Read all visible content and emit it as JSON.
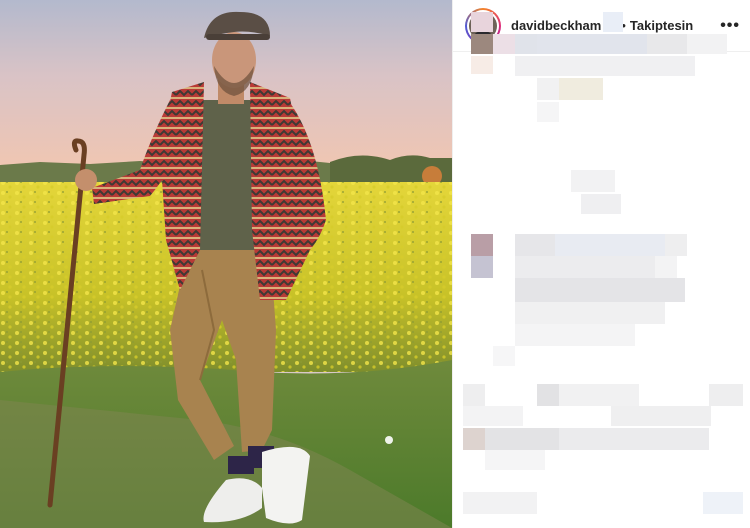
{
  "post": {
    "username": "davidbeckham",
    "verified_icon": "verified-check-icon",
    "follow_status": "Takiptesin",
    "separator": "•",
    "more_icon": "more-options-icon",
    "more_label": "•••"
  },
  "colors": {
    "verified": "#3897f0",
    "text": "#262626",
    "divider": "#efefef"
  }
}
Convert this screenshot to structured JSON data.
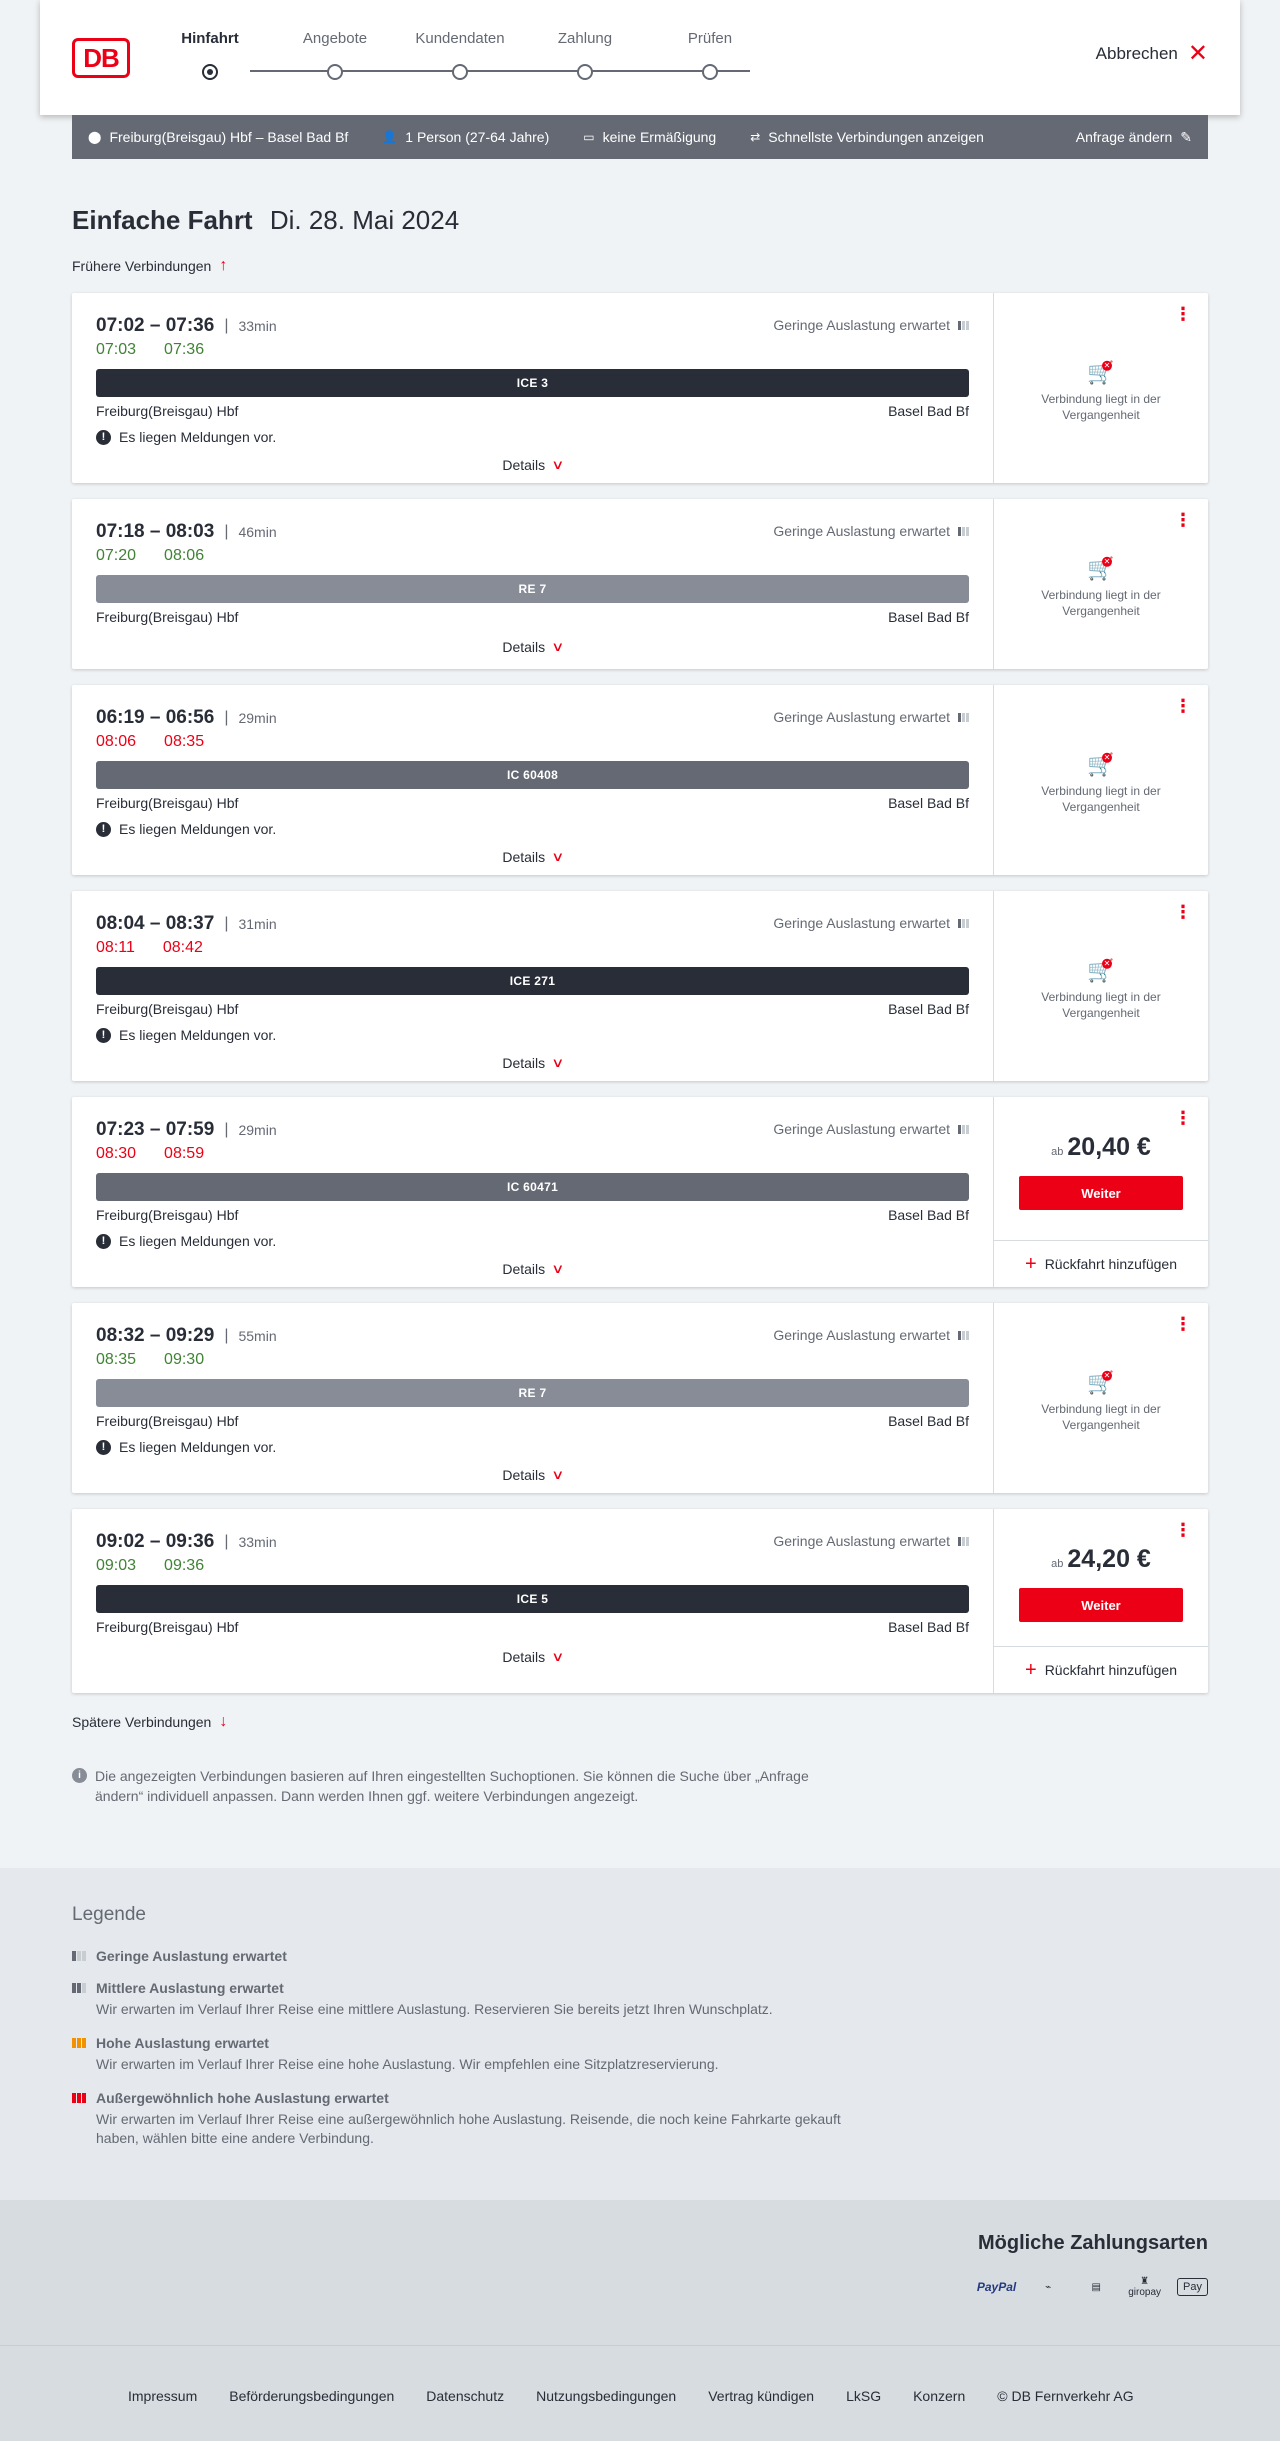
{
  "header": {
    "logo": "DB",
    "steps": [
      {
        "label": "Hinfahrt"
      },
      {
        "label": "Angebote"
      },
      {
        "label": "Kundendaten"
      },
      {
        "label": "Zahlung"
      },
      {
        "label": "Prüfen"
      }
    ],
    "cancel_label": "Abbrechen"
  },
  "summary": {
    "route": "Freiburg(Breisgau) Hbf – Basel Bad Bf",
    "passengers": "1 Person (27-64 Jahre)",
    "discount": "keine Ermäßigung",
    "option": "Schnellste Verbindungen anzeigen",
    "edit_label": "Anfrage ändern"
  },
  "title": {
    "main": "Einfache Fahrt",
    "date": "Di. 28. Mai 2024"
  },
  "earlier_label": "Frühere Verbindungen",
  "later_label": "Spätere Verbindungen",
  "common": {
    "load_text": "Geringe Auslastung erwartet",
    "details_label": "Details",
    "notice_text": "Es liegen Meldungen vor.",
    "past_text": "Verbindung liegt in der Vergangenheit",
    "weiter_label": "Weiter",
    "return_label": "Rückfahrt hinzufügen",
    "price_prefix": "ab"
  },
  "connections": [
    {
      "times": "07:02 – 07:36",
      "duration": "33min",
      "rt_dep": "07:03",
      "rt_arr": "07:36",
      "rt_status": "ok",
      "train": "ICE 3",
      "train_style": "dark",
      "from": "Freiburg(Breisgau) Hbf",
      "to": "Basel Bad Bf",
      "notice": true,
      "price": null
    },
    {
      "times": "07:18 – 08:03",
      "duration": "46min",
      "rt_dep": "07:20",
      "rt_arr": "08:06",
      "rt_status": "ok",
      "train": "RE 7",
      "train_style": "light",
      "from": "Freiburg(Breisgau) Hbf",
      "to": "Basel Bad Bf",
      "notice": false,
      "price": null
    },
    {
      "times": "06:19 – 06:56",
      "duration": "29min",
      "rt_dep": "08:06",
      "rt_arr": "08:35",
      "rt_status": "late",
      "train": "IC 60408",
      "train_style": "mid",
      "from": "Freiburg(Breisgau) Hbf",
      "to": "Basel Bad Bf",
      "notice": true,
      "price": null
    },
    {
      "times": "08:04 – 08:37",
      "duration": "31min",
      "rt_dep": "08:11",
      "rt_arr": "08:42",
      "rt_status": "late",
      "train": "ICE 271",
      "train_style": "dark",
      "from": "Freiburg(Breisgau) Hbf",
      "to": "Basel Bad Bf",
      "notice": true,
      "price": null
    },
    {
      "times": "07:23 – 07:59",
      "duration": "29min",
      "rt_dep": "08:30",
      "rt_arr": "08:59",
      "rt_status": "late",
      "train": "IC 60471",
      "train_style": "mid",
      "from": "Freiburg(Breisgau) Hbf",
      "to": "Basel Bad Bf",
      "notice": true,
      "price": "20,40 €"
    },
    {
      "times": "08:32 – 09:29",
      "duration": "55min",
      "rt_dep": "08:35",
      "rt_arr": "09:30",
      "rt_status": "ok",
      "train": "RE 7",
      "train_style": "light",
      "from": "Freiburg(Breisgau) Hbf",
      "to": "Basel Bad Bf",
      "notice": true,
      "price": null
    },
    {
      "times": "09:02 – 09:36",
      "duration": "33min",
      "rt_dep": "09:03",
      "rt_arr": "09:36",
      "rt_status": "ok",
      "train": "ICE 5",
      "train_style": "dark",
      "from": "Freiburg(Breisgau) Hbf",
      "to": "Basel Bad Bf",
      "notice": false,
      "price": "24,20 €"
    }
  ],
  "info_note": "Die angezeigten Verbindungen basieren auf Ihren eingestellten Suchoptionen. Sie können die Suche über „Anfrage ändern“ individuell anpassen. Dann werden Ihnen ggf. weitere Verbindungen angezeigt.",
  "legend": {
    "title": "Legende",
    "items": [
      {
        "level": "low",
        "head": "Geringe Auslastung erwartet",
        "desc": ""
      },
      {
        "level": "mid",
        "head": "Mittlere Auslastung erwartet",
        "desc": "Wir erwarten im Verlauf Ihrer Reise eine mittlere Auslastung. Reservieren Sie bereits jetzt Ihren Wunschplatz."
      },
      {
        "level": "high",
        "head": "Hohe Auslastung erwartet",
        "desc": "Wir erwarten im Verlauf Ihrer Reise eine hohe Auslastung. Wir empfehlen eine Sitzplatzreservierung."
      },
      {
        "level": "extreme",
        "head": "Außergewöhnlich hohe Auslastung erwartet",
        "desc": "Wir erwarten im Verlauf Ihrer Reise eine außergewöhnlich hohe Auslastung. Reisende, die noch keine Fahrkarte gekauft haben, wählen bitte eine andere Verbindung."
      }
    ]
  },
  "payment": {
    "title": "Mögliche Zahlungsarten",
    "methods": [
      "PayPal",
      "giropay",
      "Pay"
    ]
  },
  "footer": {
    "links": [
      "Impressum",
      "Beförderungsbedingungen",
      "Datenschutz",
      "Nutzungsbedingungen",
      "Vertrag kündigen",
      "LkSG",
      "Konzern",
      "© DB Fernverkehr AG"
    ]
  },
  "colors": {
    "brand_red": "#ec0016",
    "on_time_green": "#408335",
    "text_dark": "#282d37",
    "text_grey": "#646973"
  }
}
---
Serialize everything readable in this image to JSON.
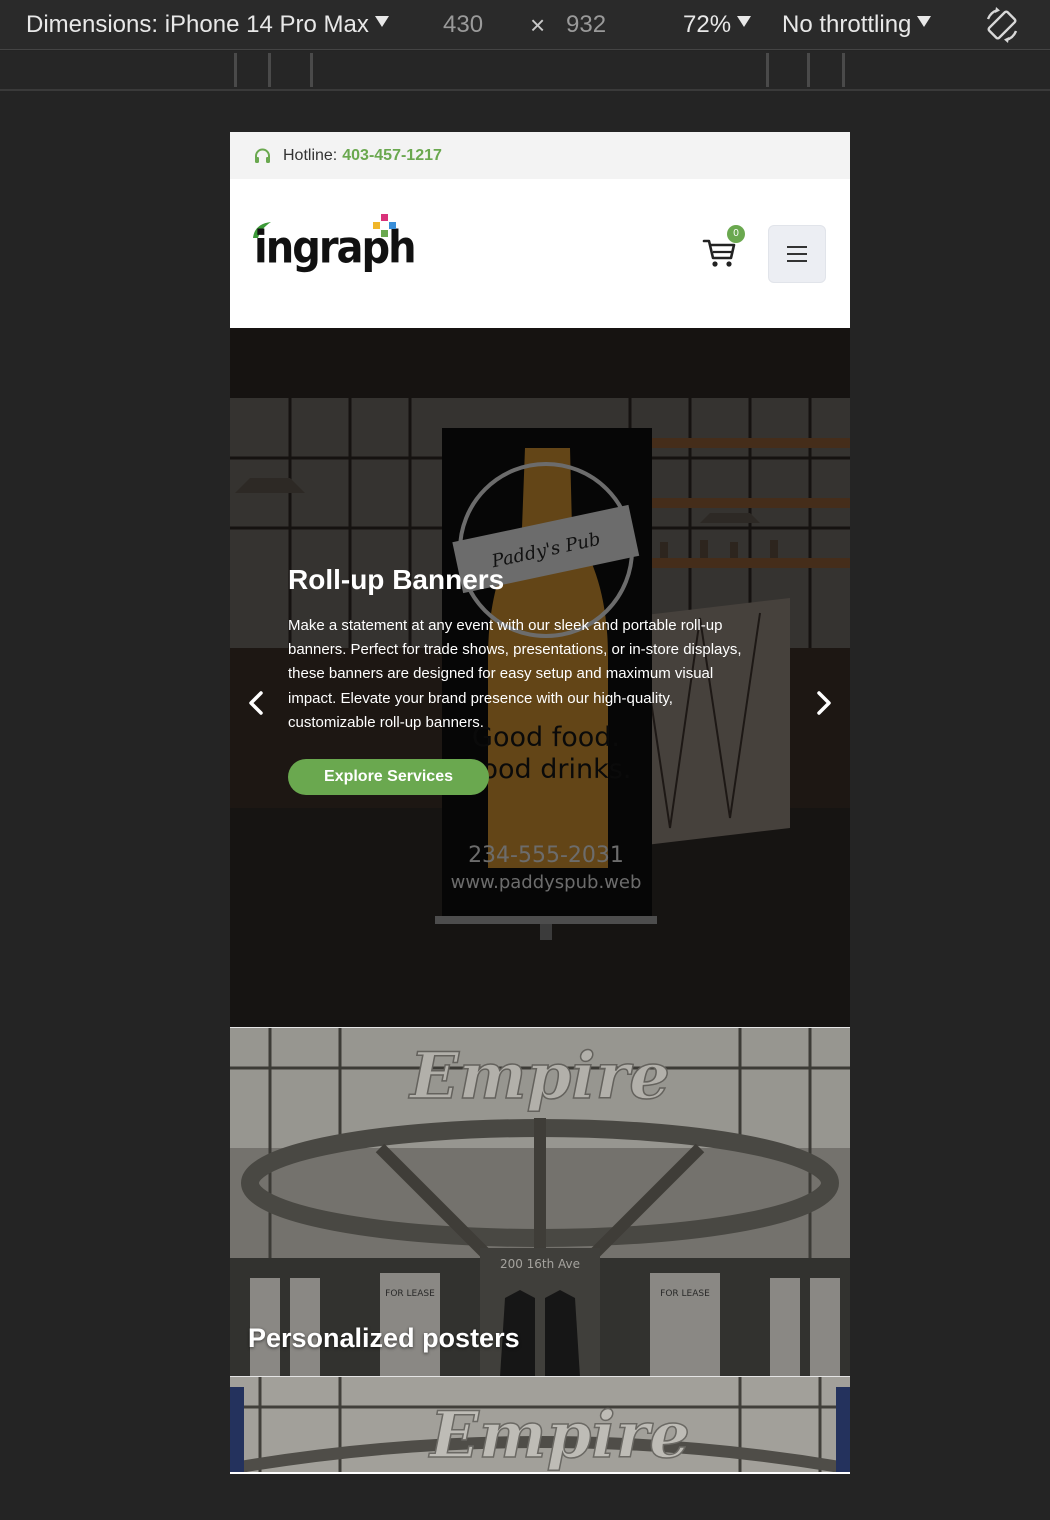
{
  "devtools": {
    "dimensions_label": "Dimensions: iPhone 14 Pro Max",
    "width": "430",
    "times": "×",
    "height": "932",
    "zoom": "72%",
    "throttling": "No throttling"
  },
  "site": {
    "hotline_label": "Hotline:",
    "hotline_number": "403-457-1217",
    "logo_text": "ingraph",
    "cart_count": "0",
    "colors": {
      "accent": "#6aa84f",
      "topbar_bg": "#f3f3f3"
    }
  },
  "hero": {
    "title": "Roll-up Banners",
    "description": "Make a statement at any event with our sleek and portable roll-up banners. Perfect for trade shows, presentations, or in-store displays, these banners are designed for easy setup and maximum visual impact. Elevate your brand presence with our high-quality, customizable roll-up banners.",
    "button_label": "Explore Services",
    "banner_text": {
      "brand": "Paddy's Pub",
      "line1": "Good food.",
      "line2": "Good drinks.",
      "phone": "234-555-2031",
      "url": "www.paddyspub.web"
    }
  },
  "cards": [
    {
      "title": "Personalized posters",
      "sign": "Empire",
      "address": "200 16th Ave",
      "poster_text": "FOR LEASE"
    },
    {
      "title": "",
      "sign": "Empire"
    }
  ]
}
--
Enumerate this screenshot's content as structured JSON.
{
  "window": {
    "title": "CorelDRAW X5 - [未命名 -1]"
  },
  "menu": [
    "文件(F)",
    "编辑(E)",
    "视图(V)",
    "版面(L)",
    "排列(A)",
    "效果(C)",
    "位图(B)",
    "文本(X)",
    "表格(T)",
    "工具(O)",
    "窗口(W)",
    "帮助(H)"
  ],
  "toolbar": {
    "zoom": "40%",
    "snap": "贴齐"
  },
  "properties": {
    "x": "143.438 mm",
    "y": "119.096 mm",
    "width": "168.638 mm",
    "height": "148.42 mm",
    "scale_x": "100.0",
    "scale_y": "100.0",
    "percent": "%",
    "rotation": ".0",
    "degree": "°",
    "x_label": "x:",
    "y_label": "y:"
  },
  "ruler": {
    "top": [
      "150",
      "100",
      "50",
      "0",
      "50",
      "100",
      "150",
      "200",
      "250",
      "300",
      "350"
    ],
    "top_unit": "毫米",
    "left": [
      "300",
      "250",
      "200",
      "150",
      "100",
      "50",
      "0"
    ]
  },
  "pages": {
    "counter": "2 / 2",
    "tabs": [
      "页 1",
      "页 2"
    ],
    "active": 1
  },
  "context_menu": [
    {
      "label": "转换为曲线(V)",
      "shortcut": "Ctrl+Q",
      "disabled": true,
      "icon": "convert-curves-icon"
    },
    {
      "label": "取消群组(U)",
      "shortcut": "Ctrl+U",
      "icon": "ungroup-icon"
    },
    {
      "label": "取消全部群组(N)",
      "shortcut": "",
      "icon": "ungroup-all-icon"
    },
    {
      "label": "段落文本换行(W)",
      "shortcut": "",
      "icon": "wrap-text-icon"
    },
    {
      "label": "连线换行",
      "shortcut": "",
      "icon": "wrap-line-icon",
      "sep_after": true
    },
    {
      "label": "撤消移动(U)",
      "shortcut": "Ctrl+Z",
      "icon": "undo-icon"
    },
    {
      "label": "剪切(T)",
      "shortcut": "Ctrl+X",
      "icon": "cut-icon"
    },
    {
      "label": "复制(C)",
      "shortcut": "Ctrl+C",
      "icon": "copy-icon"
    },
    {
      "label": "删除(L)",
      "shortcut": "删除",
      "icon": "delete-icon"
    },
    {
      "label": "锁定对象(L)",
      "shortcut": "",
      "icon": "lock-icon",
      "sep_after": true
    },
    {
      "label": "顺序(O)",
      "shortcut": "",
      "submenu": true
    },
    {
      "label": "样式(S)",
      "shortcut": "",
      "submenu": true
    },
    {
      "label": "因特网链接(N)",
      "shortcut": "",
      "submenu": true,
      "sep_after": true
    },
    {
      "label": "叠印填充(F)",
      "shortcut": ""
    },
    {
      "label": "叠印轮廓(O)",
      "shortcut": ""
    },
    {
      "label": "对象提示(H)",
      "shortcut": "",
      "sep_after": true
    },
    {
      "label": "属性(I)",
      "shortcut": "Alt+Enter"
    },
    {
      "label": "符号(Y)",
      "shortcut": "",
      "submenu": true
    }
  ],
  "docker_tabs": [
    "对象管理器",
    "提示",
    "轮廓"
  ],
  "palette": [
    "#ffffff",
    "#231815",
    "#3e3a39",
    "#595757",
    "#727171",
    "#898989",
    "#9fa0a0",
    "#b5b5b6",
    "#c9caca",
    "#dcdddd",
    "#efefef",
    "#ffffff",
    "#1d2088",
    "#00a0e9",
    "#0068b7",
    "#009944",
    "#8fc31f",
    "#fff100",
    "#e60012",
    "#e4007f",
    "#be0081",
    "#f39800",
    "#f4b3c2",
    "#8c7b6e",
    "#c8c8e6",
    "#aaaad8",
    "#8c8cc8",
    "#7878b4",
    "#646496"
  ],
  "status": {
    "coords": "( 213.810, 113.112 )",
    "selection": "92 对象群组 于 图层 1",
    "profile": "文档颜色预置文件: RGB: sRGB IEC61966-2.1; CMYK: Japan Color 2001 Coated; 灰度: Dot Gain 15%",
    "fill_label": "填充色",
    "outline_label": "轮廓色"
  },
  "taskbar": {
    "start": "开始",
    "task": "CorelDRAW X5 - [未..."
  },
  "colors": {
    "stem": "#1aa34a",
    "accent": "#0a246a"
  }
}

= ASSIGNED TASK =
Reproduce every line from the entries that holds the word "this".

= EXPECTED OUTPUT =
Convert this screenshot to structured JSON data.
Serialize everything readable in this image to JSON.
Enumerate this screenshot's content as structured JSON.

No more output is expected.